-- What is being asked --
The job is to find each line in the entries holding the string "object" and copy that line.

(Items listed in a dataset)
○ ○ ○

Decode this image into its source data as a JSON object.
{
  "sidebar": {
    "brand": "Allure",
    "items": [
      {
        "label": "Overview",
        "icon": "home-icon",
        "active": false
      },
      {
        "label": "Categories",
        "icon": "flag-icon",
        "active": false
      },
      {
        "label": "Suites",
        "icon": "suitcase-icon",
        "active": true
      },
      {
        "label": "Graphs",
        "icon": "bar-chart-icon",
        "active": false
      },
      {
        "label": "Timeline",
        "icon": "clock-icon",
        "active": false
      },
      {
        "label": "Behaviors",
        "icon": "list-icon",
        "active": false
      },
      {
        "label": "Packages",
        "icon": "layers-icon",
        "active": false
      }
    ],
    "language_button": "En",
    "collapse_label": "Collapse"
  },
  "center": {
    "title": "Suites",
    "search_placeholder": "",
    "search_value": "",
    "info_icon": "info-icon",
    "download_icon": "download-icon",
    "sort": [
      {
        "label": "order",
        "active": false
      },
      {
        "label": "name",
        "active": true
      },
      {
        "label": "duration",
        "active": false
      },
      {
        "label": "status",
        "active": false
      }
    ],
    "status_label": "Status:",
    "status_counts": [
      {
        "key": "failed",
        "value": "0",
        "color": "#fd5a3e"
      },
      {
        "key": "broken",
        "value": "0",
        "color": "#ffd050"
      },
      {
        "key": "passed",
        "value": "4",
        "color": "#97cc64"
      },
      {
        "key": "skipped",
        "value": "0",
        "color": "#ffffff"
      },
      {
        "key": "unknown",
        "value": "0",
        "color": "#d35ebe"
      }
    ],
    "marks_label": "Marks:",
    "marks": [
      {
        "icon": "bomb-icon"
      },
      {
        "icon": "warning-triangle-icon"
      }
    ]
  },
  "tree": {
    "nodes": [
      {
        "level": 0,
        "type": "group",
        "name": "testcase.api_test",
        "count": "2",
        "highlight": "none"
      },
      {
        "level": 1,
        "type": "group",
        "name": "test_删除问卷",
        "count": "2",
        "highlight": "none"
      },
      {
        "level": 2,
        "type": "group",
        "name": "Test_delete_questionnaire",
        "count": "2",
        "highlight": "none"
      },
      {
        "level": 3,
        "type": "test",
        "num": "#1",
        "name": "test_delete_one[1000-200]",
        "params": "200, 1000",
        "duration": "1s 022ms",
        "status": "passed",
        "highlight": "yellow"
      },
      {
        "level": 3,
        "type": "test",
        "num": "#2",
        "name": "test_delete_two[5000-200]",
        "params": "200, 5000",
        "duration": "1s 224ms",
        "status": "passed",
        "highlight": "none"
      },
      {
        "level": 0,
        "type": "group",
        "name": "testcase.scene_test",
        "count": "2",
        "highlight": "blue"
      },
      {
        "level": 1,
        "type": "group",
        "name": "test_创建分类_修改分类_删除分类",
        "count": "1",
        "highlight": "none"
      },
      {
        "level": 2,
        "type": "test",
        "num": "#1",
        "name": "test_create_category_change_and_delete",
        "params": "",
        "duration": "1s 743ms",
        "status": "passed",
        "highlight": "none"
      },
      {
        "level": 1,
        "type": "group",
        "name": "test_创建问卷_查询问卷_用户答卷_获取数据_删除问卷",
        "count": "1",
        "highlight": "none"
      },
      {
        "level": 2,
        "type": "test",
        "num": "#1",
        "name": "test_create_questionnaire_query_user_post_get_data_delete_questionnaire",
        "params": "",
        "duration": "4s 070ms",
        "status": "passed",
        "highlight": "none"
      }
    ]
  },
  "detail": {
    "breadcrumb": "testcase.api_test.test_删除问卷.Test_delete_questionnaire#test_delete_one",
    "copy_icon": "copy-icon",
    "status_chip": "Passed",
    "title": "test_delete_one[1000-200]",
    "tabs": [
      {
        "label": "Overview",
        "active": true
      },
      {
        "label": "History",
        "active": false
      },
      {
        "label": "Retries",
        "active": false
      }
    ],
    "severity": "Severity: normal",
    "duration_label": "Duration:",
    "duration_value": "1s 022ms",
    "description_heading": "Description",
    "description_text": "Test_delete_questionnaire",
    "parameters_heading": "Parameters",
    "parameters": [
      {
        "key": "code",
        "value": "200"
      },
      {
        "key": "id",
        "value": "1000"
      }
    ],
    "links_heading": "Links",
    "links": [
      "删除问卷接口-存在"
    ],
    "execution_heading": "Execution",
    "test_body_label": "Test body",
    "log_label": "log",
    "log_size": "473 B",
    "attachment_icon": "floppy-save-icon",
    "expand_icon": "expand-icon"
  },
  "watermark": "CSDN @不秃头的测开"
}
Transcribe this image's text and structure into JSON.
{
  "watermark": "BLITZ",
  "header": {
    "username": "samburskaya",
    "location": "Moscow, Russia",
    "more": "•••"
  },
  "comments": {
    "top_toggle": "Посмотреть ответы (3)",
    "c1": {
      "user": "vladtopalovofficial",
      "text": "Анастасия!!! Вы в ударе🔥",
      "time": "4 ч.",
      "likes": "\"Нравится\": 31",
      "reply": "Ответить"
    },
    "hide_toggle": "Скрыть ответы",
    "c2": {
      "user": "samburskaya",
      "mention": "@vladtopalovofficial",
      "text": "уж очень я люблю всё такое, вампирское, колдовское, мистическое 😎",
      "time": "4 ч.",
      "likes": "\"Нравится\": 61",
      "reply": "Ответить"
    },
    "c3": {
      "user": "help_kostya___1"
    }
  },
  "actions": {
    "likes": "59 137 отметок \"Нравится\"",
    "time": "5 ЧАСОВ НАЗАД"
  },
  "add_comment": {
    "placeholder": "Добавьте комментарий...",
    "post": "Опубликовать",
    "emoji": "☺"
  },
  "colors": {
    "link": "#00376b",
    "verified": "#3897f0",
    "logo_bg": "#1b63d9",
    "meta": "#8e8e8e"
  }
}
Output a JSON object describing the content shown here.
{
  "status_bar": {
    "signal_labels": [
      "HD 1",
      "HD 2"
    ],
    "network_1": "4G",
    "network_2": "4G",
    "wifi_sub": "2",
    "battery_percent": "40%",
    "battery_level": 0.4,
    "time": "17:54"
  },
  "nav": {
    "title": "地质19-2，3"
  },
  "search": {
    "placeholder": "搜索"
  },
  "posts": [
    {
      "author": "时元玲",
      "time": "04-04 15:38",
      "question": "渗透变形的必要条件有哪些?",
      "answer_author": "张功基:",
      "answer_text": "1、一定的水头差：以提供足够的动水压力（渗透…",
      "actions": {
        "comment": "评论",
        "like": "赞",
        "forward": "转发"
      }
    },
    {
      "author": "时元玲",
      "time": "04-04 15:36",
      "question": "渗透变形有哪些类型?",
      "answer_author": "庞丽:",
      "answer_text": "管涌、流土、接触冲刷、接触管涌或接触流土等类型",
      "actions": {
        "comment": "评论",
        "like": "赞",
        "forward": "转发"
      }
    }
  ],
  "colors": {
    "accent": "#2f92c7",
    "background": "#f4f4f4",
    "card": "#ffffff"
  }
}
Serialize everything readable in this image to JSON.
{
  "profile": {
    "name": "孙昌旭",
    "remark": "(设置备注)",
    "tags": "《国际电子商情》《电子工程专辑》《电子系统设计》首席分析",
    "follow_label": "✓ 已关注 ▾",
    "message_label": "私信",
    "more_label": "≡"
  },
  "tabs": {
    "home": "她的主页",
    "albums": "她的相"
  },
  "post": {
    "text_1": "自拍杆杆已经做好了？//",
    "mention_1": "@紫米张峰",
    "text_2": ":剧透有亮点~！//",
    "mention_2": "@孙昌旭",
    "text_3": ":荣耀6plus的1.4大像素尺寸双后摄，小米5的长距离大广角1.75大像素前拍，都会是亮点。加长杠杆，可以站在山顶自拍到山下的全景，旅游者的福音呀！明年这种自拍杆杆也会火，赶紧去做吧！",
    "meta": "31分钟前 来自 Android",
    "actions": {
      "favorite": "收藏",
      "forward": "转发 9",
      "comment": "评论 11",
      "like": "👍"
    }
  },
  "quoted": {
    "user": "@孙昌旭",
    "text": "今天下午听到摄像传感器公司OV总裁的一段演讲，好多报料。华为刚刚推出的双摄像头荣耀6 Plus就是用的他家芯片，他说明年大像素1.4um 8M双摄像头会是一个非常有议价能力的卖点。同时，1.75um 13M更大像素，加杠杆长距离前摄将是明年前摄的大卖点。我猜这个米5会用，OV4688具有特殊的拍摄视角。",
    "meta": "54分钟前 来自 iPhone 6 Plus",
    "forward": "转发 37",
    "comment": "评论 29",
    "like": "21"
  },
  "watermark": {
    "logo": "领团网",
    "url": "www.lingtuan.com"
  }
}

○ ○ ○

-- Solution --
Decode this image into its source data as a JSON object.
Output a JSON object describing the content shown here.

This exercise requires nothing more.